TRY IT
As the answer, give a copy of each line below that includes the word "this".

Interface dataset entries:
------------------------------------------------
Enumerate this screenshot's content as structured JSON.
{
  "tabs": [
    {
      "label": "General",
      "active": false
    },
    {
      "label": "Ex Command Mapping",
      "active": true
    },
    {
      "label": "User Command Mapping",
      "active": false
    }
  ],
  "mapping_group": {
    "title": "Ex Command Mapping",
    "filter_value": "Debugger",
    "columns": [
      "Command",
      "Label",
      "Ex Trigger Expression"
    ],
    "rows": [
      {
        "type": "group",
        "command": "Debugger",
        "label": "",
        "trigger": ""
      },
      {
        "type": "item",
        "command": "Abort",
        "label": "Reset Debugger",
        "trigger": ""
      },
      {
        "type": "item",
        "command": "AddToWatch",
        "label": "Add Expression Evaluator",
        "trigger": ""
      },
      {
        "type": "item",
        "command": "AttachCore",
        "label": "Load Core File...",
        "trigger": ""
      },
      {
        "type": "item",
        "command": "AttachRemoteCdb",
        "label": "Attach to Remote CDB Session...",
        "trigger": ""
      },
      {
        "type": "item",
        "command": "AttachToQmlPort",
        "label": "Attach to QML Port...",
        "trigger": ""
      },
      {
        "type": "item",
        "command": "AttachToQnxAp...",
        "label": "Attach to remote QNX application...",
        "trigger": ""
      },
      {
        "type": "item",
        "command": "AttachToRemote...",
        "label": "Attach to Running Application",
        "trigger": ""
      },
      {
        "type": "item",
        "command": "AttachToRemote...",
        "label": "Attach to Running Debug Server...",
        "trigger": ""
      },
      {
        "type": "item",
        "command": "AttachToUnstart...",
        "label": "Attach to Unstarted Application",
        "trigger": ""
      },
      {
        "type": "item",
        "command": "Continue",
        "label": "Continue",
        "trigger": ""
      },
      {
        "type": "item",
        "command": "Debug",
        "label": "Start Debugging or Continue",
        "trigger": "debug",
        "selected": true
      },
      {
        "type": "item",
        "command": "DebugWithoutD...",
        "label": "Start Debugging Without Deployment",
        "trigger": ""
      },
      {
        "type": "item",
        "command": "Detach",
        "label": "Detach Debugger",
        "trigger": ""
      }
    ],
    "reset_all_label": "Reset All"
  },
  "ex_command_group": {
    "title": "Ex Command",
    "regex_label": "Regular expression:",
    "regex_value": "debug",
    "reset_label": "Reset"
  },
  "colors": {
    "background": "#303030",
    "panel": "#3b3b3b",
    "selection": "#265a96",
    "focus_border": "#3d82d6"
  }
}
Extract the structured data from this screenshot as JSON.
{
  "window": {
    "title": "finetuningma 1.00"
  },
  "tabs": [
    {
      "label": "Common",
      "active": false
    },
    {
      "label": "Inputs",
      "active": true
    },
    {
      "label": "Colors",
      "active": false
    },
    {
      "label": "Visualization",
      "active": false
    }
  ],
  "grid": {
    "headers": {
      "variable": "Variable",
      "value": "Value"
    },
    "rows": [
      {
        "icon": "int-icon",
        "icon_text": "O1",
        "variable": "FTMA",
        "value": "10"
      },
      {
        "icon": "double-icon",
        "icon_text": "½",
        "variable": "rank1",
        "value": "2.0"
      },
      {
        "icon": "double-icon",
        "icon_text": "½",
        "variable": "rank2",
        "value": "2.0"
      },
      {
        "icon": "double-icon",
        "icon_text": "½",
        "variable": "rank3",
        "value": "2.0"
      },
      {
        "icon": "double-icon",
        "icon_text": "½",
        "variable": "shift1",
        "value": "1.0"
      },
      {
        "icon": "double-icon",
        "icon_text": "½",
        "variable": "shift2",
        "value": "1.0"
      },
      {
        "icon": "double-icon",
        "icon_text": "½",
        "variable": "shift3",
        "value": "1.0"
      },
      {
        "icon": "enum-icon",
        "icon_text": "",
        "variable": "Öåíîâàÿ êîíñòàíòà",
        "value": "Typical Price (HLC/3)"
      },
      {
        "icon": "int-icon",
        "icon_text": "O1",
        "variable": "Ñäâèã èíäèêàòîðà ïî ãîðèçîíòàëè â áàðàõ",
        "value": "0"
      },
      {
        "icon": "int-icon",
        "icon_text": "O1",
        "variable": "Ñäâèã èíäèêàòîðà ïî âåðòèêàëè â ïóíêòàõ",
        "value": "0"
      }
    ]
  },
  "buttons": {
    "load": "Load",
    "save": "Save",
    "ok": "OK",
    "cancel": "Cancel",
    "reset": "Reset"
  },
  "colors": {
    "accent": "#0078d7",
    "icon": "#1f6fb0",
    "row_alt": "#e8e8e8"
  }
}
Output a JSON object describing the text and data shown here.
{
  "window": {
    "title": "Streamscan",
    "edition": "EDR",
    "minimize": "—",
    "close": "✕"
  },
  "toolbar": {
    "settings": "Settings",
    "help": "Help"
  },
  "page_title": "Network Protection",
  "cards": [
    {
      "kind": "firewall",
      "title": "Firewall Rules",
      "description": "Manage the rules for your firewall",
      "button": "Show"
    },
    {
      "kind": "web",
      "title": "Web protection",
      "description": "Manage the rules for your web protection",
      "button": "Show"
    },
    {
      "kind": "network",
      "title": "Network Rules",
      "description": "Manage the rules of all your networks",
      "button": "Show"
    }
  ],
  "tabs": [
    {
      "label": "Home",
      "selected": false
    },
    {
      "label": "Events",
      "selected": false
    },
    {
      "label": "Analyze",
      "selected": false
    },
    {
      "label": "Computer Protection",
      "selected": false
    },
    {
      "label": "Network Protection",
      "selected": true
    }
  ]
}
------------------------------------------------
RESPONSE TO THE EXERCISE
Enumerate this screenshot's content as structured JSON.
Extract the structured data from this screenshot as JSON.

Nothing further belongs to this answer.